● Activity:
Going line by line through the data below, report how many lines include the word "owner", with nothing added.

Supplied entries Block Start

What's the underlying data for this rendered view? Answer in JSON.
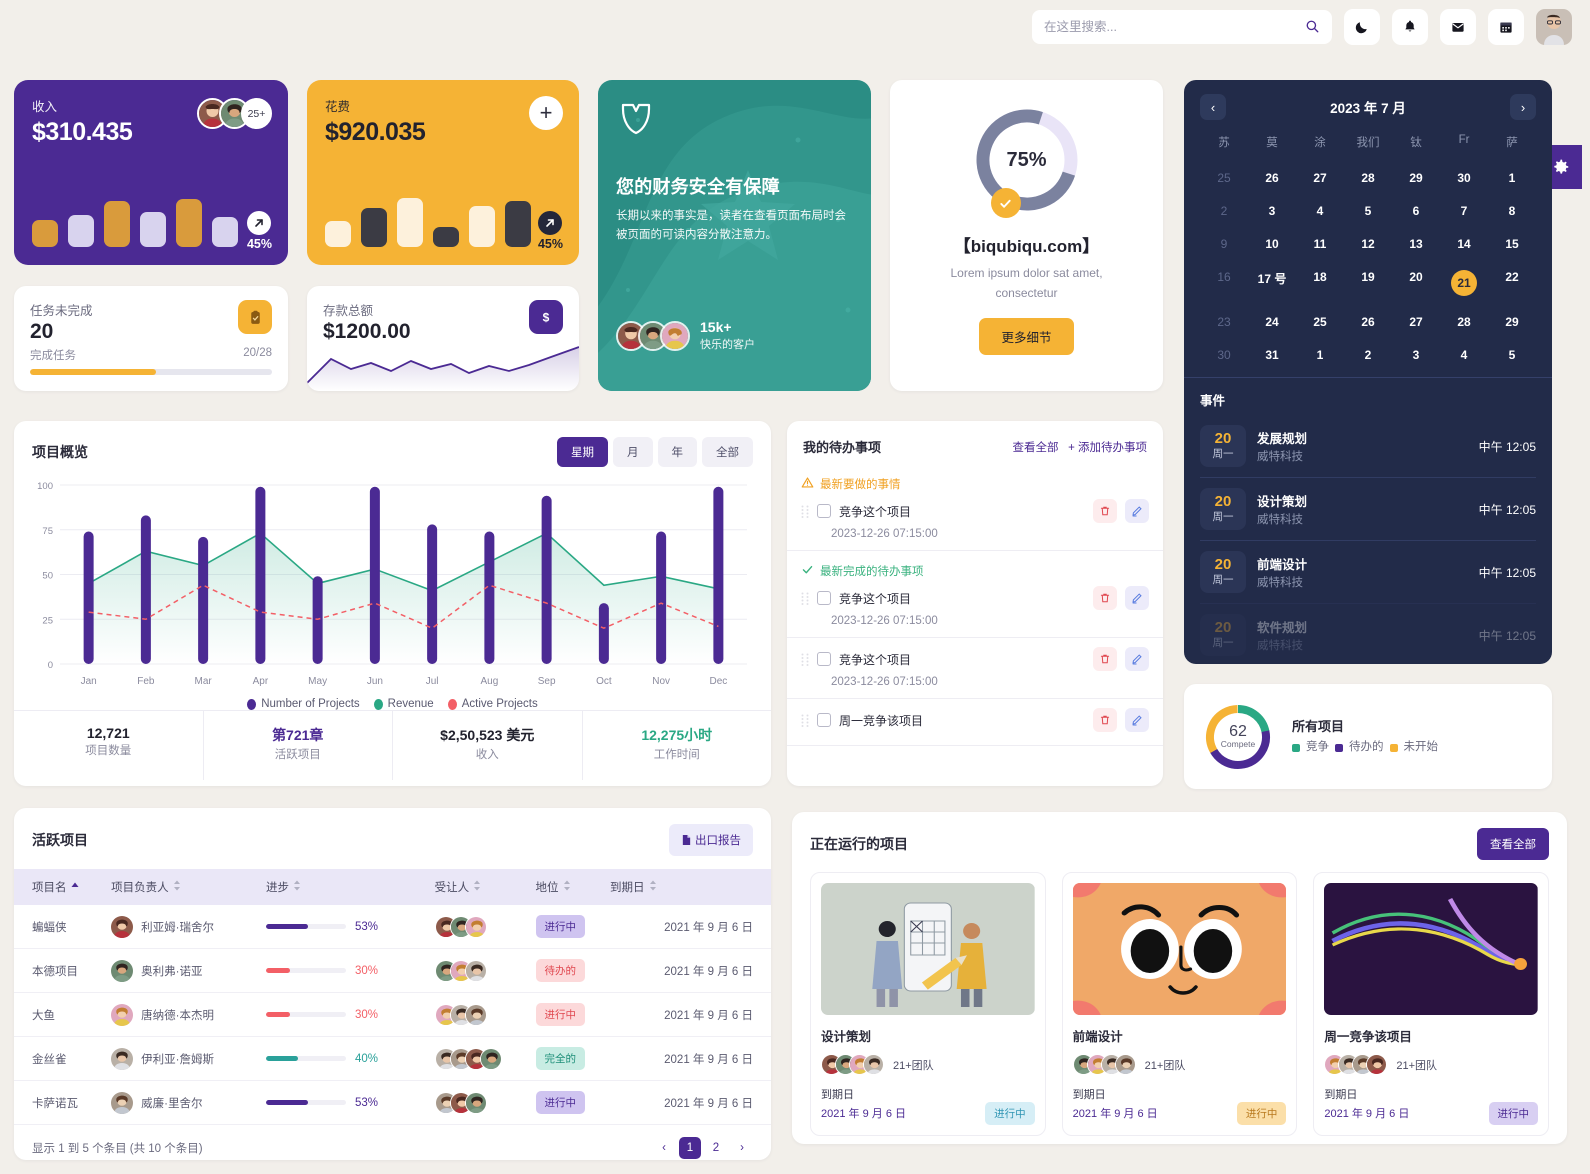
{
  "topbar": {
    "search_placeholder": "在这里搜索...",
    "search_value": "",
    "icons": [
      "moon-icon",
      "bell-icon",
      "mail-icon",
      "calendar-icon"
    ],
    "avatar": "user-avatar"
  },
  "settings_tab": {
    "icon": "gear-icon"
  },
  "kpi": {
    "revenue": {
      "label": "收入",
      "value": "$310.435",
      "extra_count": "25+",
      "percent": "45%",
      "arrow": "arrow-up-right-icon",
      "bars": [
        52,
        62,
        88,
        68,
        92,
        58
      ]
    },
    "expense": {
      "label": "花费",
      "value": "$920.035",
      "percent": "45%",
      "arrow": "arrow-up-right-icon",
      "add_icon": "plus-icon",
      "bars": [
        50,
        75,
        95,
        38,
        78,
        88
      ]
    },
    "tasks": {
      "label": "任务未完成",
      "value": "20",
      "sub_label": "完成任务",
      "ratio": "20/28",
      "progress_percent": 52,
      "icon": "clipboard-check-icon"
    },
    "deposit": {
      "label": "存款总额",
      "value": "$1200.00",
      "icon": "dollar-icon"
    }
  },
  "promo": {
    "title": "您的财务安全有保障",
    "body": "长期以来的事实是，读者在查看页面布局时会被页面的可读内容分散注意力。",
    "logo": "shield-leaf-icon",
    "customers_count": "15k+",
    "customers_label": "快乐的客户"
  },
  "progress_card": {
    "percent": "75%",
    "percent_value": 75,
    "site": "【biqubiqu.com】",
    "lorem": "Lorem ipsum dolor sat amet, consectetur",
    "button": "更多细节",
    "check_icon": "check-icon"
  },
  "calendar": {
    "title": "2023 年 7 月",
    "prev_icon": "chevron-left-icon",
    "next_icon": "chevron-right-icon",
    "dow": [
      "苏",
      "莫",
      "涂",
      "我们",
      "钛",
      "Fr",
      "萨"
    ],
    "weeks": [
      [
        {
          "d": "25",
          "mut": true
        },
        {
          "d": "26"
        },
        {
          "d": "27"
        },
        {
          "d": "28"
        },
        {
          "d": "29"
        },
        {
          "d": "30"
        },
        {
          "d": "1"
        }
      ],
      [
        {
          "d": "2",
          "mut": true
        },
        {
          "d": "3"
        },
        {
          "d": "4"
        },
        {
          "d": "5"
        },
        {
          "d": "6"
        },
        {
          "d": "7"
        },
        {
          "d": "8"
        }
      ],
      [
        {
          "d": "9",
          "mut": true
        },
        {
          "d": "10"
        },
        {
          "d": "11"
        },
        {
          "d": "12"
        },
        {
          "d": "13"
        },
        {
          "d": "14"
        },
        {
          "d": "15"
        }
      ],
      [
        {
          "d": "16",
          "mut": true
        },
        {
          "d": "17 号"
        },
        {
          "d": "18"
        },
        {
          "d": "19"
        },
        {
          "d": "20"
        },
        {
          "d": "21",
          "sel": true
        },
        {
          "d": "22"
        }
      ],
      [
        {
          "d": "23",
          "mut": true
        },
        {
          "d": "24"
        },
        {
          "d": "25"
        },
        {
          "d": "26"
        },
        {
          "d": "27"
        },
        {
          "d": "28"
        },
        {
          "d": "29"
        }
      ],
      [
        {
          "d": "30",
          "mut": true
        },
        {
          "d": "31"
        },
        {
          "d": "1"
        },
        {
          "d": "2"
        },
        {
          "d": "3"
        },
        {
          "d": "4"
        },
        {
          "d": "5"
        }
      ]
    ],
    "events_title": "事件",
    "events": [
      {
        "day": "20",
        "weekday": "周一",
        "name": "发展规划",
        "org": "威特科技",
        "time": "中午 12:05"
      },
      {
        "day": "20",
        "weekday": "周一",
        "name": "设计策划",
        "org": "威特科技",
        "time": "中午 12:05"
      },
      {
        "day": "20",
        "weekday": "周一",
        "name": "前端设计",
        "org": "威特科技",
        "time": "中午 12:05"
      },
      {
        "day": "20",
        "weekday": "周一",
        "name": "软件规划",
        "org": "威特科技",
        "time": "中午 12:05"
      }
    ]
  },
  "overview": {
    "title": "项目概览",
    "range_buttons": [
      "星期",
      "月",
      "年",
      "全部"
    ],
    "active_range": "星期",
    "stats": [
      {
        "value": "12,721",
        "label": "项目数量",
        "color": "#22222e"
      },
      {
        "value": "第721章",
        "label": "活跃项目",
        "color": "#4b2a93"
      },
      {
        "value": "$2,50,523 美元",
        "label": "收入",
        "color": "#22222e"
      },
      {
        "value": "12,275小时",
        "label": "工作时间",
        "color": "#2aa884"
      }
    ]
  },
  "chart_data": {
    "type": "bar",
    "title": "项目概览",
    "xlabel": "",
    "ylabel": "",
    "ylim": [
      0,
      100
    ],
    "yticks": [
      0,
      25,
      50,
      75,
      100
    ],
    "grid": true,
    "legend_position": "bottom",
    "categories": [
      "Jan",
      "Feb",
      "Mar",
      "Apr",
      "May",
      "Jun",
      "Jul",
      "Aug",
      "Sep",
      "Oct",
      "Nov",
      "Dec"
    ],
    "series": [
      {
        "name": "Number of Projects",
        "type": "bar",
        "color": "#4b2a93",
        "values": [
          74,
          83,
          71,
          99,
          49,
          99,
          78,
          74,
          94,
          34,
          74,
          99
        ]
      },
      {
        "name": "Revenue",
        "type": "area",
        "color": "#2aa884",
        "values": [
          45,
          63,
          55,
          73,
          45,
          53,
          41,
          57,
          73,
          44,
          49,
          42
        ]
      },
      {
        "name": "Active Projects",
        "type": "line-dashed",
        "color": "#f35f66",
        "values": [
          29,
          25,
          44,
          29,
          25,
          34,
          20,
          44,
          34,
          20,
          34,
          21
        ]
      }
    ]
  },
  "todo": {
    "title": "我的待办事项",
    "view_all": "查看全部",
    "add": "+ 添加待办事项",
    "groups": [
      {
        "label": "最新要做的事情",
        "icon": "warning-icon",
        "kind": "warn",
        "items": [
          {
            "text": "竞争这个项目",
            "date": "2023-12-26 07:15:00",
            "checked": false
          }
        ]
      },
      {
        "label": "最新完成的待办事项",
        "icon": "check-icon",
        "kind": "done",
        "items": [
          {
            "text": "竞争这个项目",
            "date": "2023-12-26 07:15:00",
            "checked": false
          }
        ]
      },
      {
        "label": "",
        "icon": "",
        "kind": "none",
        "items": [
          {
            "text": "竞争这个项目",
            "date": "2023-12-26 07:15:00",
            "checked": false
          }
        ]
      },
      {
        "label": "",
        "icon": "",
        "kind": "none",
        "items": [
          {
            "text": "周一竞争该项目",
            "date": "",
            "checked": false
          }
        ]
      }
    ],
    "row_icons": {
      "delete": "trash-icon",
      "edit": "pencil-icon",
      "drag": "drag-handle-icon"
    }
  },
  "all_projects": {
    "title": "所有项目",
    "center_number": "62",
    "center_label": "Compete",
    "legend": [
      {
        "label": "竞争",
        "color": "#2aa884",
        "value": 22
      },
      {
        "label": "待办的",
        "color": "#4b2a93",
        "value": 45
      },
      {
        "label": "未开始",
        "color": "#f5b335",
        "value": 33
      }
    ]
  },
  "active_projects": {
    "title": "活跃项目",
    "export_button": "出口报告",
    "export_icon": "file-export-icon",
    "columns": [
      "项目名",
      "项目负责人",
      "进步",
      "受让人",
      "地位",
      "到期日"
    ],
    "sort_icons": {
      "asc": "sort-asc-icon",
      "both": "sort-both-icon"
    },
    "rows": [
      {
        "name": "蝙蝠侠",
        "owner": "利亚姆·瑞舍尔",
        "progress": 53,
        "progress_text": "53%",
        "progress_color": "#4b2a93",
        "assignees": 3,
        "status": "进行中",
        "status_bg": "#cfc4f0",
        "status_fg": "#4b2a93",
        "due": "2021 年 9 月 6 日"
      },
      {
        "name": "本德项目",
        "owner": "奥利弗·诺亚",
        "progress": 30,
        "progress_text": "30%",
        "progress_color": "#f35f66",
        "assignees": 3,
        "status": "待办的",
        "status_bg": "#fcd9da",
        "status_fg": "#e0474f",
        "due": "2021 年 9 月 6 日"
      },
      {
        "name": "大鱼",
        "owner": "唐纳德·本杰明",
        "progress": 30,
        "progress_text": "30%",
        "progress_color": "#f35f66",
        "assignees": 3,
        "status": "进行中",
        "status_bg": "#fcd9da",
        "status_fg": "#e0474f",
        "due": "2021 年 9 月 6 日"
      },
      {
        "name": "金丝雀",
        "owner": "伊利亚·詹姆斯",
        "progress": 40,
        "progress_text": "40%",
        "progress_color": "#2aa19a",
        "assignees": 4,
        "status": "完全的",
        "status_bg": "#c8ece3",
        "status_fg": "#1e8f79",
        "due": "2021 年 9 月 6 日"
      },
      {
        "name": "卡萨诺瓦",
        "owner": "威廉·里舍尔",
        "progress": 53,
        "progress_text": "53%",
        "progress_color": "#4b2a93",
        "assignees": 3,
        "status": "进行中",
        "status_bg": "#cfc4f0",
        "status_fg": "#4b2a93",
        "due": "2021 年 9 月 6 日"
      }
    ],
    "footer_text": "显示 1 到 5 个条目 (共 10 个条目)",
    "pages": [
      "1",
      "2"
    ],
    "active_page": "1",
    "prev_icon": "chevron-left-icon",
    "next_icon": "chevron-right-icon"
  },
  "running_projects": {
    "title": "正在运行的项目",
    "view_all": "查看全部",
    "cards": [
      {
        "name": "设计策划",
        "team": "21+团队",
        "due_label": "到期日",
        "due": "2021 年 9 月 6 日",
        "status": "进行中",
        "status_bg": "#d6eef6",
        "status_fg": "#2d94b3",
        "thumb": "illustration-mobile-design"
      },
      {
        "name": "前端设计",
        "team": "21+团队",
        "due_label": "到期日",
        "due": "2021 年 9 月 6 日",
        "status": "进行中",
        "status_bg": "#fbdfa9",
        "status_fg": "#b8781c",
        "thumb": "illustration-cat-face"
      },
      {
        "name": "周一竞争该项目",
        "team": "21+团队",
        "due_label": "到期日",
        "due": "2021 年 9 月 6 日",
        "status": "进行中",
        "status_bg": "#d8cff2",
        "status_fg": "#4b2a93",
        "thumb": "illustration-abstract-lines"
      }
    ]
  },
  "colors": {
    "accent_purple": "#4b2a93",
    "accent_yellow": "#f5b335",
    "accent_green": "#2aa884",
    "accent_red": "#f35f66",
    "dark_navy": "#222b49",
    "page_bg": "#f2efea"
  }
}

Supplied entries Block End

● Solution to this problem:
5